According to sociologist Mark Regnerus, the birth control pill and the rise of internet porn decreased the cost of sexual access so substantially as to affect a fundamental shift from a world in which sex served higher goods to a world in which sex is the higher good.
The second pillar of a decent society is the institution of the family, which is built upon the comprehensive sexual union of man and woman. No other institution can top the family’s ability to transmit what is pivotal—character formation, values, virtues, and enduring love—to each new generation.
For C.S. Lewis, the body and the erotic procreative relationship between men and women are not mere nature, to be manipulated and embellished. They are not mere matter, to be shaped in any way that we please. They are, rather, an indicator of a larger order, something that offers us a clue to that larger order and that has to be understood in the light of it.
Reflecting on the experiences behind #MeToo teaches us that something is deeply broken at the heart of the sexual revolution.
The Spiritual Friendship project is not primarily about sexual desire. Rather, it is an attempt to think deeply about Christian love.
The current debate about gay Christianity traces back to a centuries-old dispute between Protestants and Catholics about the doctrine of man and the doctrine of sin. Roman Catholics do not regard involuntary desire for sin (concupiscence) to be sinful. Reformed Protestants do.
Gender dysphoric children who are treated using a “watchful waiting” approach largely desist, no longer identify as transgender as adults, and accept their bodies as they are. Those who are subjected to medical intervention do not.
The process of sanctification in this life is not necessarily about eradicating fallen desires. Rather, we form Christian character when, relying on God’s grace, we refuse to consent to temptations to sin, either in thought or in deed.
A new study is being used to make the claim that allowing conscientious objection to same-sex marriage leads to increased rates of mental health problems in sexual minorities. But is that really what the data show?
It is not merely that we “reject the sin, but love the sinner,” though we do that; we reject the sin because we love the sinner—radically love him, willing his good for his own sake, affirming the teaching of the Church in all its richness because we recognize that it is liberating and life-affirming.
State officials and judges cannot comply with the Supreme Court’s ruling in Masterpiece simply by articulating facially neutral reasons for decisions that punish people for acting on the understanding that marriage is a man-woman union.
For the sake of boys and the families they must eventually lead, we must open our hearts and quit attempting to thrust upon them an unnatural and uninspiring commitment to sexual indifference.
The San Francisco Library has allowed a group of misogynist males to take over public space in order to promote violence against women as an art form. To some radical trans activists, “TERFs”— a slur for females who critique gender ideology—deserve to be murdered for denying that someone with a man’s body can really be a woman.
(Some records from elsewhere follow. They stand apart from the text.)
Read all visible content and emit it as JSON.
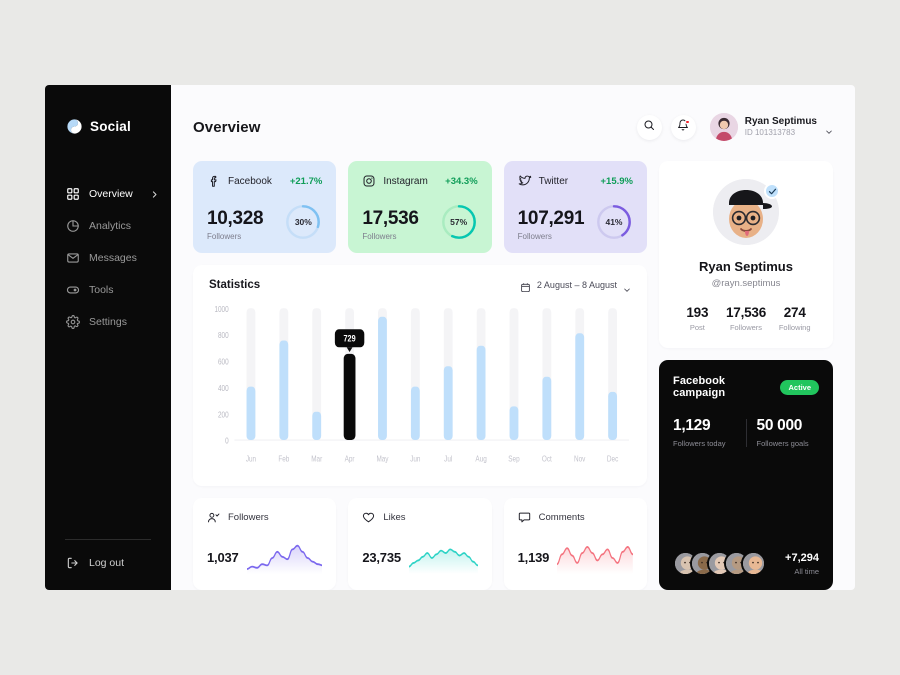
{
  "theme": {
    "page_bg": "#e9e9e7",
    "panel_bg": "#fbfbfd",
    "sidebar_bg": "#0a0a0a",
    "accent_blue": "#a8d4f7",
    "accent_green": "#21c55d",
    "danger": "#f5222d"
  },
  "sidebar": {
    "brand": "Social",
    "items": [
      {
        "label": "Overview",
        "icon": "grid-icon",
        "active": true,
        "chevron": true
      },
      {
        "label": "Analytics",
        "icon": "pie-chart-icon",
        "active": false,
        "chevron": false
      },
      {
        "label": "Messages",
        "icon": "envelope-icon",
        "active": false,
        "chevron": false
      },
      {
        "label": "Tools",
        "icon": "toggle-icon",
        "active": false,
        "chevron": false
      },
      {
        "label": "Settings",
        "icon": "gear-icon",
        "active": false,
        "chevron": false
      }
    ],
    "logout": "Log out"
  },
  "header": {
    "title": "Overview",
    "search_icon": "search-icon",
    "bell_icon": "bell-icon",
    "has_notification": true,
    "user_name": "Ryan Septimus",
    "user_id": "ID 101313783"
  },
  "social_cards": [
    {
      "network": "Facebook",
      "icon": "facebook-icon",
      "delta": "+21.7%",
      "value": "10,328",
      "sub": "Followers",
      "percent": 30,
      "percent_label": "30%",
      "bg": "#dce9fb",
      "ring": "#7fc1f2",
      "track": "#c5def8",
      "delta_color": "#0f9d58"
    },
    {
      "network": "Instagram",
      "icon": "instagram-icon",
      "delta": "+34.3%",
      "value": "17,536",
      "sub": "Followers",
      "percent": 57,
      "percent_label": "57%",
      "bg": "#c8f5d3",
      "ring": "#06c7b1",
      "track": "#a9ecc0",
      "delta_color": "#0f9d58"
    },
    {
      "network": "Twitter",
      "icon": "twitter-icon",
      "delta": "+15.9%",
      "value": "107,291",
      "sub": "Followers",
      "percent": 41,
      "percent_label": "41%",
      "bg": "#e2e0f8",
      "ring": "#7b5ce0",
      "track": "#cdc9ef",
      "delta_color": "#0f9d58"
    }
  ],
  "statistics": {
    "title": "Statistics",
    "calendar_icon": "calendar-icon",
    "date_range": "2 August  –  8 August",
    "chart_data": {
      "type": "bar",
      "title": "Statistics",
      "xlabel": "",
      "ylabel": "",
      "ylim": [
        0,
        1000
      ],
      "yticks": [
        0,
        200,
        400,
        600,
        800,
        1000
      ],
      "ytick_labels": [
        "0",
        "200",
        "400",
        "600",
        "800",
        "1000"
      ],
      "grid": false,
      "legend": "none",
      "categories": [
        "Jun",
        "Feb",
        "Mar",
        "Apr",
        "May",
        "Jun",
        "Jul",
        "Aug",
        "Sep",
        "Oct",
        "Nov",
        "Dec"
      ],
      "values": [
        405,
        755,
        215,
        640,
        935,
        405,
        560,
        715,
        255,
        480,
        810,
        365
      ],
      "track_max": 1000,
      "bar_color": "#bfdffb",
      "track_color": "#f4f4f6",
      "highlight_index": 3,
      "highlight_color": "#0a0a0a",
      "tooltip_value": "729"
    }
  },
  "metrics": [
    {
      "label": "Followers",
      "icon": "user-check-icon",
      "value": "1,037",
      "color": "#7b68ee",
      "points": [
        22,
        20,
        21,
        18,
        19,
        13,
        8,
        12,
        14,
        6,
        3,
        8,
        13,
        16,
        18,
        19
      ]
    },
    {
      "label": "Likes",
      "icon": "heart-icon",
      "value": "23,735",
      "color": "#2ed3c6",
      "points": [
        20,
        17,
        15,
        12,
        9,
        13,
        10,
        7,
        9,
        6,
        8,
        11,
        9,
        12,
        16,
        19
      ]
    },
    {
      "label": "Comments",
      "icon": "comment-icon",
      "value": "1,139",
      "color": "#f4737f",
      "points": [
        18,
        10,
        5,
        11,
        17,
        9,
        4,
        9,
        15,
        10,
        6,
        13,
        17,
        8,
        4,
        10
      ]
    }
  ],
  "profile": {
    "name": "Ryan Septimus",
    "handle": "@rayn.septimus",
    "verified": true,
    "verified_icon": "check-badge-icon",
    "stats": [
      {
        "value": "193",
        "label": "Post"
      },
      {
        "value": "17,536",
        "label": "Followers"
      },
      {
        "value": "274",
        "label": "Following"
      }
    ]
  },
  "campaign": {
    "title": "Facebook campaign",
    "status": "Active",
    "followers_today_value": "1,129",
    "followers_today_label": "Followers today",
    "followers_goal_value": "50 000",
    "followers_goal_label": "Followers goals",
    "all_time_value": "+7,294",
    "all_time_label": "All time",
    "avatar_count": 5,
    "avatar_colors": [
      "#d8c3b0",
      "#8a6a4a",
      "#e3c9b6",
      "#b59a82",
      "#e8b894"
    ]
  }
}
The last great sexual sin of our time is not related to any specific sex act or forbidden partner. The greatest sexual sin of our time is not a sin of commission but of omission: the sin of not doing it at all.
Prostitution and pornography both teach that sex is merely a monetary transaction, focused on body parts and facilitated by consent.
If there is one truth that the entire philosophic tradition—including America’s Founders—may be said to embrace, in spite of all its disagreements, it is this: reason teaches that it is unreasonable to expect people to act by reason alone.
The city of Philadelphia is targeting Catholic Social Services for its policy, based on religious beliefs about marriage, of not placing foster children with same-sex couples.
Please use your influence as a major donor to persuade the Southern Policy Law Center to amend its embittering and unproductive campaigns to label any political or social issue opponent as a hate group. Although controversial, organizations that fight to protect the unborn and strengthen families are not motivated by hate. Vilifying them only worsens our toxic and polarized political climate.
It’s time for Christians to partner with conservative Muslims and others who share traditional views on key social issues. And American Muslims should leave behind their lockstep alliance with the social justice left.
With the recent decision to drop “Boy” from their fabled name, the Boy Scouts undermine the very foundation for their existence and exacerbate our society’s confusion about sexual difference and gender distinction.
Like King Solomon, the courts in England were presented with a straightforward question: To whom does this child belong? In both cases, the true parent was unquestionably the one willing to sacrifice for the child, to safeguard his life even at the expense of never seeing him again, while the “false mother” did not care whether the child lived or died.
If social conservatives don’t radically alter what we are doing—if we don’t buck the current conventional wisdom and do something different—we will lose.
Social conservatives are right to oppose proposed legislation that would ban therapy to help those experiencing unwanted same-sex attraction or gender identity confusion. But they’re wrong to say that the bill would ban books.
Darel Paul’s meticulous, courageous account of how the elites brought same-sex marriage to America deserves to be read by all who would understand where we are and where we're going.
A new critical edition of Lewis’s 1943 classic adds a treasure trove of supplementary material. Lewis’s warnings about the consequences of jettisoning natural law remain as trenchant today as they were when delivered during the Second World War.
Same-sex parenting advocates are calling on states’ rights to define the legal relationship between parent and child. What they seek is the power to write the record of a child’s origins and to determine a fundamental aspect of a child’s identity.